Take the 2-minute tour ×
Seasoned Advice is a question and answer site for professional and amateur chefs. It's 100% free, no registration required.

5 days after I purchased fresh Fenugreek, I noticed some of its leaves turned pale yellow.
What does that indicate, and how to prevent it (if it is a bad thing)?

The Fenugreek was placed as a tied bundle on the kitchen counter for 5 days.

share|improve this question
add comment

3 Answers 3

up vote 3 down vote accepted

When you buy it, the fenugreek is almost certainly still alive, even if the roots have been cut off. It continues to respire and metabolize, or tries to. The leaves almost certainly wilted because the plant had no water.

Treat it like flowers if you are going to hold it for a more than a day or two, by giving it water at the roots or root end of the stems (if you have no roots, again like flowers, trim off the bottom of the stem, to allow a fresh surface to absorb the water). This technique also works with celery (very well, in fact), parsley, cilantro (eeew!!!) and so on.

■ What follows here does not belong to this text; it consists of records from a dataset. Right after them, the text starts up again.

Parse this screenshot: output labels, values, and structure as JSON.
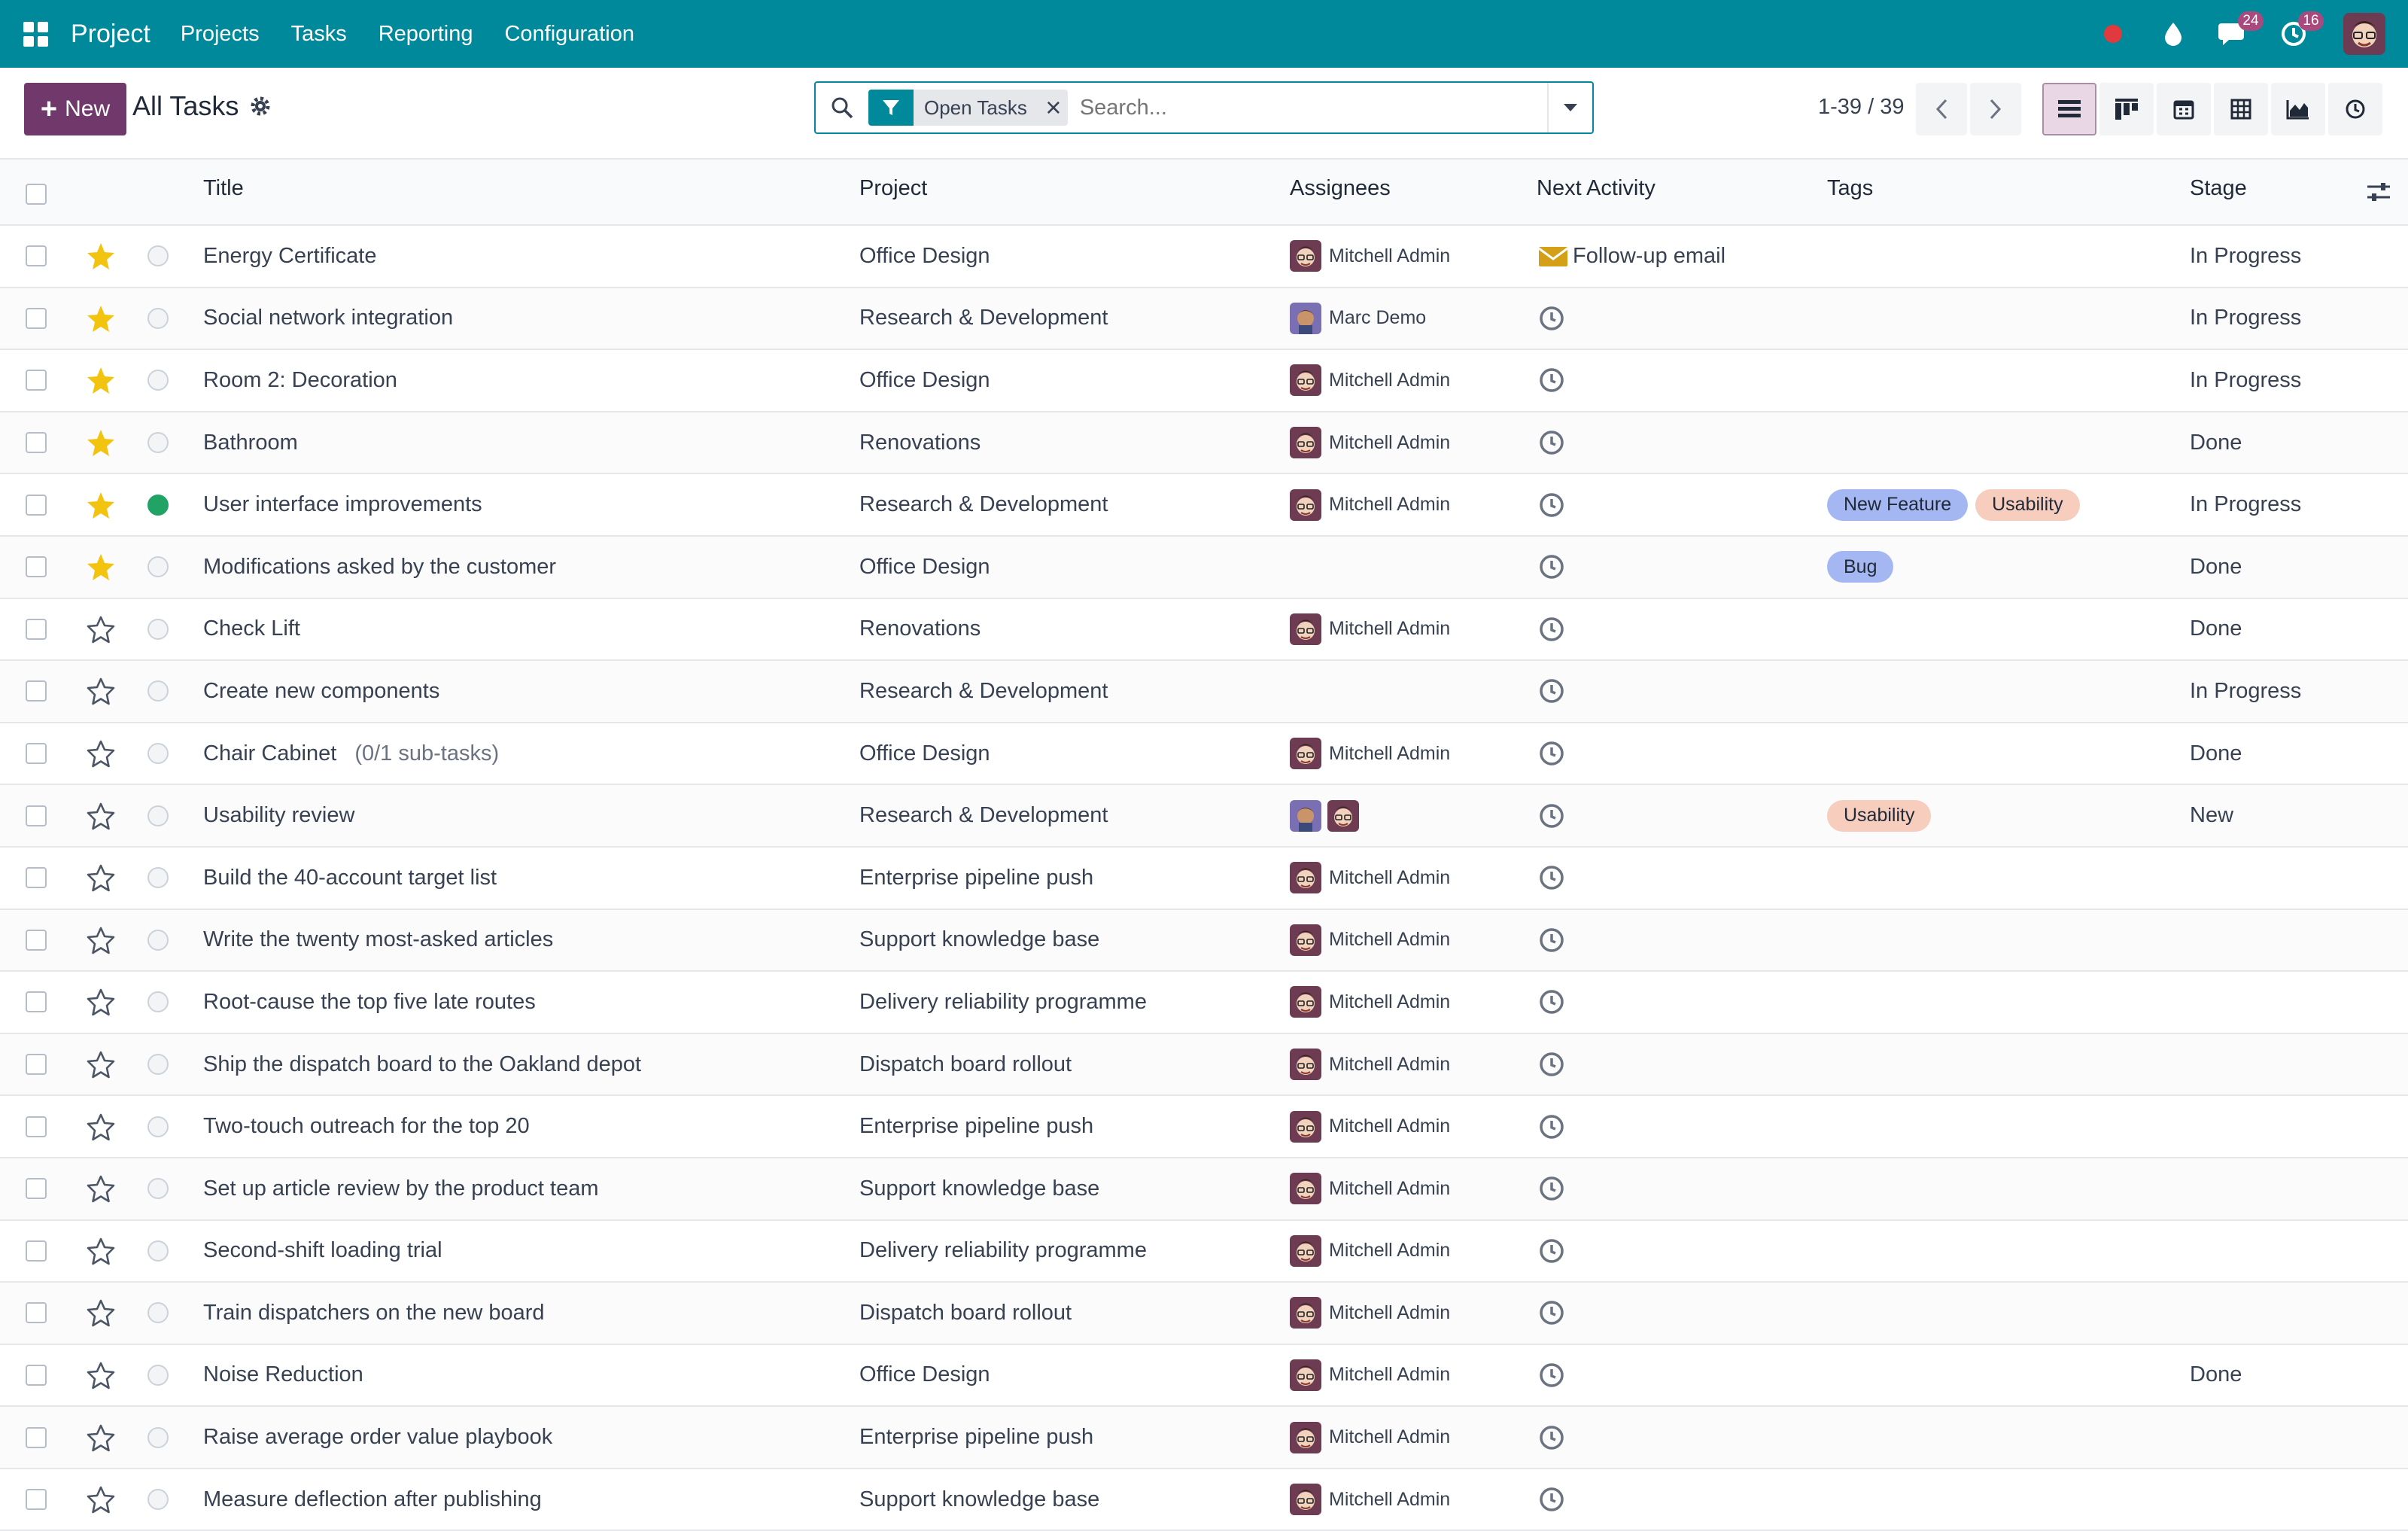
{
  "navbar": {
    "app_name": "Project",
    "menu": [
      "Projects",
      "Tasks",
      "Reporting",
      "Configuration"
    ],
    "messages_count": "24",
    "activities_count": "16",
    "color_brand": "#00889b",
    "icons": [
      "apps-grid-icon",
      "recording-dot-icon",
      "droplet-icon",
      "chat-icon",
      "clock-icon",
      "user-avatar"
    ]
  },
  "control_panel": {
    "new_label": "New",
    "breadcrumb": "All Tasks",
    "search": {
      "facet": "Open Tasks",
      "placeholder": "Search..."
    },
    "pager": "1-39 / 39",
    "views": [
      "list-view-icon",
      "kanban-view-icon",
      "calendar-view-icon",
      "pivot-view-icon",
      "graph-view-icon",
      "activity-view-icon"
    ],
    "active_view": "list"
  },
  "list": {
    "columns": [
      "Title",
      "Project",
      "Assignees",
      "Next Activity",
      "Tags",
      "Stage"
    ],
    "rows": [
      {
        "starred": true,
        "kanban_done": false,
        "title": "Energy Certificate",
        "subtasks": "",
        "project": "Office Design",
        "assignees": [
          {
            "name": "Mitchell Admin",
            "avatar": "mitchell"
          }
        ],
        "activity": "Follow-up email",
        "activity_icon": "envelope",
        "tags": [],
        "stage": "In Progress"
      },
      {
        "starred": true,
        "kanban_done": false,
        "title": "Social network integration",
        "subtasks": "",
        "project": "Research & Development",
        "assignees": [
          {
            "name": "Marc Demo",
            "avatar": "marc"
          }
        ],
        "activity": "",
        "activity_icon": "clock",
        "tags": [],
        "stage": "In Progress"
      },
      {
        "starred": true,
        "kanban_done": false,
        "title": "Room 2: Decoration",
        "subtasks": "",
        "project": "Office Design",
        "assignees": [
          {
            "name": "Mitchell Admin",
            "avatar": "mitchell"
          }
        ],
        "activity": "",
        "activity_icon": "clock",
        "tags": [],
        "stage": "In Progress"
      },
      {
        "starred": true,
        "kanban_done": false,
        "title": "Bathroom",
        "subtasks": "",
        "project": "Renovations",
        "assignees": [
          {
            "name": "Mitchell Admin",
            "avatar": "mitchell"
          }
        ],
        "activity": "",
        "activity_icon": "clock",
        "tags": [],
        "stage": "Done"
      },
      {
        "starred": true,
        "kanban_done": true,
        "title": "User interface improvements",
        "subtasks": "",
        "project": "Research & Development",
        "assignees": [
          {
            "name": "Mitchell Admin",
            "avatar": "mitchell"
          }
        ],
        "activity": "",
        "activity_icon": "clock",
        "tags": [
          {
            "label": "New Feature",
            "color": "blue"
          },
          {
            "label": "Usability",
            "color": "peach"
          }
        ],
        "stage": "In Progress"
      },
      {
        "starred": true,
        "kanban_done": false,
        "title": "Modifications asked by the customer",
        "subtasks": "",
        "project": "Office Design",
        "assignees": [],
        "activity": "",
        "activity_icon": "clock",
        "tags": [
          {
            "label": "Bug",
            "color": "blue"
          }
        ],
        "stage": "Done"
      },
      {
        "starred": false,
        "kanban_done": false,
        "title": "Check Lift",
        "subtasks": "",
        "project": "Renovations",
        "assignees": [
          {
            "name": "Mitchell Admin",
            "avatar": "mitchell"
          }
        ],
        "activity": "",
        "activity_icon": "clock",
        "tags": [],
        "stage": "Done"
      },
      {
        "starred": false,
        "kanban_done": false,
        "title": "Create new components",
        "subtasks": "",
        "project": "Research & Development",
        "assignees": [],
        "activity": "",
        "activity_icon": "clock",
        "tags": [],
        "stage": "In Progress"
      },
      {
        "starred": false,
        "kanban_done": false,
        "title": "Chair Cabinet",
        "subtasks": "(0/1 sub-tasks)",
        "project": "Office Design",
        "assignees": [
          {
            "name": "Mitchell Admin",
            "avatar": "mitchell"
          }
        ],
        "activity": "",
        "activity_icon": "clock",
        "tags": [],
        "stage": "Done"
      },
      {
        "starred": false,
        "kanban_done": false,
        "title": "Usability review",
        "subtasks": "",
        "project": "Research & Development",
        "assignees": [
          {
            "name": "",
            "avatar": "marc"
          },
          {
            "name": "",
            "avatar": "mitchell"
          }
        ],
        "activity": "",
        "activity_icon": "clock",
        "tags": [
          {
            "label": "Usability",
            "color": "peach"
          }
        ],
        "stage": "New"
      },
      {
        "starred": false,
        "kanban_done": false,
        "title": "Build the 40-account target list",
        "subtasks": "",
        "project": "Enterprise pipeline push",
        "assignees": [
          {
            "name": "Mitchell Admin",
            "avatar": "mitchell"
          }
        ],
        "activity": "",
        "activity_icon": "clock",
        "tags": [],
        "stage": ""
      },
      {
        "starred": false,
        "kanban_done": false,
        "title": "Write the twenty most-asked articles",
        "subtasks": "",
        "project": "Support knowledge base",
        "assignees": [
          {
            "name": "Mitchell Admin",
            "avatar": "mitchell"
          }
        ],
        "activity": "",
        "activity_icon": "clock",
        "tags": [],
        "stage": ""
      },
      {
        "starred": false,
        "kanban_done": false,
        "title": "Root-cause the top five late routes",
        "subtasks": "",
        "project": "Delivery reliability programme",
        "assignees": [
          {
            "name": "Mitchell Admin",
            "avatar": "mitchell"
          }
        ],
        "activity": "",
        "activity_icon": "clock",
        "tags": [],
        "stage": ""
      },
      {
        "starred": false,
        "kanban_done": false,
        "title": "Ship the dispatch board to the Oakland depot",
        "subtasks": "",
        "project": "Dispatch board rollout",
        "assignees": [
          {
            "name": "Mitchell Admin",
            "avatar": "mitchell"
          }
        ],
        "activity": "",
        "activity_icon": "clock",
        "tags": [],
        "stage": ""
      },
      {
        "starred": false,
        "kanban_done": false,
        "title": "Two-touch outreach for the top 20",
        "subtasks": "",
        "project": "Enterprise pipeline push",
        "assignees": [
          {
            "name": "Mitchell Admin",
            "avatar": "mitchell"
          }
        ],
        "activity": "",
        "activity_icon": "clock",
        "tags": [],
        "stage": ""
      },
      {
        "starred": false,
        "kanban_done": false,
        "title": "Set up article review by the product team",
        "subtasks": "",
        "project": "Support knowledge base",
        "assignees": [
          {
            "name": "Mitchell Admin",
            "avatar": "mitchell"
          }
        ],
        "activity": "",
        "activity_icon": "clock",
        "tags": [],
        "stage": ""
      },
      {
        "starred": false,
        "kanban_done": false,
        "title": "Second-shift loading trial",
        "subtasks": "",
        "project": "Delivery reliability programme",
        "assignees": [
          {
            "name": "Mitchell Admin",
            "avatar": "mitchell"
          }
        ],
        "activity": "",
        "activity_icon": "clock",
        "tags": [],
        "stage": ""
      },
      {
        "starred": false,
        "kanban_done": false,
        "title": "Train dispatchers on the new board",
        "subtasks": "",
        "project": "Dispatch board rollout",
        "assignees": [
          {
            "name": "Mitchell Admin",
            "avatar": "mitchell"
          }
        ],
        "activity": "",
        "activity_icon": "clock",
        "tags": [],
        "stage": ""
      },
      {
        "starred": false,
        "kanban_done": false,
        "title": "Noise Reduction",
        "subtasks": "",
        "project": "Office Design",
        "assignees": [
          {
            "name": "Mitchell Admin",
            "avatar": "mitchell"
          }
        ],
        "activity": "",
        "activity_icon": "clock",
        "tags": [],
        "stage": "Done"
      },
      {
        "starred": false,
        "kanban_done": false,
        "title": "Raise average order value playbook",
        "subtasks": "",
        "project": "Enterprise pipeline push",
        "assignees": [
          {
            "name": "Mitchell Admin",
            "avatar": "mitchell"
          }
        ],
        "activity": "",
        "activity_icon": "clock",
        "tags": [],
        "stage": ""
      },
      {
        "starred": false,
        "kanban_done": false,
        "title": "Measure deflection after publishing",
        "subtasks": "",
        "project": "Support knowledge base",
        "assignees": [
          {
            "name": "Mitchell Admin",
            "avatar": "mitchell"
          }
        ],
        "activity": "",
        "activity_icon": "clock",
        "tags": [],
        "stage": ""
      }
    ]
  },
  "colors": {
    "star": "#f3c40f",
    "tag_blue": "#a5b7f2",
    "tag_peach": "#f7cdbd",
    "new_button": "#71396b",
    "kanban_done": "#21a366"
  }
}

share|improve this answer
    
so, the yellow leaves indicate that the plant is "drying"? Yellow leaves need to be preserved for eating? –  TheIndependentAquarius Dec 19 '12 at 10:02
1  
More like dying (no r), although I am no expert horticulturalist. You asked in another question about drying your fenugreek. I believe your best bet is to hold it in its best fresh condition, until you begin intentionally, whatever drying process you are going to do (food dehydrator, oven, whatever), but you want that process to be controlled. Think about leaves outside--most of them rot, rather than dry out when just left around. To dry them, you need specific conditions conducive to the process, and you want to start that process with the freshest best quality ingredient you can. –  SAJ14SAJ Dec 19 '12 at 10:05
add comment

It's a sign that chlorophyll, the substance that enables photosynthesis and gives the plant is green colour is fading from the plant due primarily to lack of water and nutrients. When chlorophyll fades you're left with the underlying colour of the leaves.

It's simply a sign that water is evaporating from the leaves.

If you don't like the yellow colour, just remove those leaves, it doesn't have any effect on the overall flavour or usefulness of the herb.

The only way to prevent it, is to keep the stems in a glass of water, which helps to preserve the chlorophyll, but it won't do so forever, eventually the leaves will still turn yellow. However, if you're trying to dry the leaves that's rather counter-productive!

share|improve this answer
    
so, you mean to say that eventually "dry leaves" will turn "yellow"? –  TheIndependentAquarius Dec 20 '12 at 11:10
    
@AnishaKaul If you leave them long enough, eventually they will turn yellow. Have a look at falling leaves in Autumn, those yellow, gold, amber tones are mostly a result of chlorophyll leaving the leaves. But dried leaves can still retain its chlorophyll, if you look in a packet of pre-bought fenugreek leaves, most of them are still green. It's not just the drying out process that causes it, it's also the lack of nutrients - specifically Nitrogen. –  spiceyokooko Dec 20 '12 at 11:17
add comment
  1. First, you pluck out the thin tiny stems along with leaves from the thick stems. The bitter, thick stems are discarded, no second thoughts.
  2. Second, if you have to use the fenugreek leaves right away for cooking, give the leaves a quick water bath inside one bowl of water, then dip them in another bowl of clean water. Give a swirl, you know, with your fingers. Pick the leaves, the way you’d pick small fishes in net for your aquarium? These can now be used for you to cook.
  3. Third, instead of cooking right away if you want to store fenugreek leaves for longer, don’t wash them – wrap the plucked out leaves inside a newspaper (good idea) or paper towel (better idea) and inside a Ziploc or plastic bag. Measure like I did, if you want. I did not know what the opposite of ‘washed leaves’ would be, so I wrote ‘unwashed’.

It’s not a word I know, but do what works, hehe!

These will store well for over two weeks.

share|improve this answer
    
Very interesting, but it doesn't really answer the question does it? –  spiceyokooko Dec 19 '12 at 12:45
    
She did ask for tips on how to prevent it and this answer does just that, as opposed to other answers. Wrapping it in paper or ziploc bags is the best tip ever since I preserve the leaves that way. –  Mamta Dalal Dec 27 '12 at 6:47
add comment

Your Answer

 
discard

By posting your answer, you agree to the privacy policy and terms of service.

Not the answer you're looking for? Browse other questions tagged or ask your own question.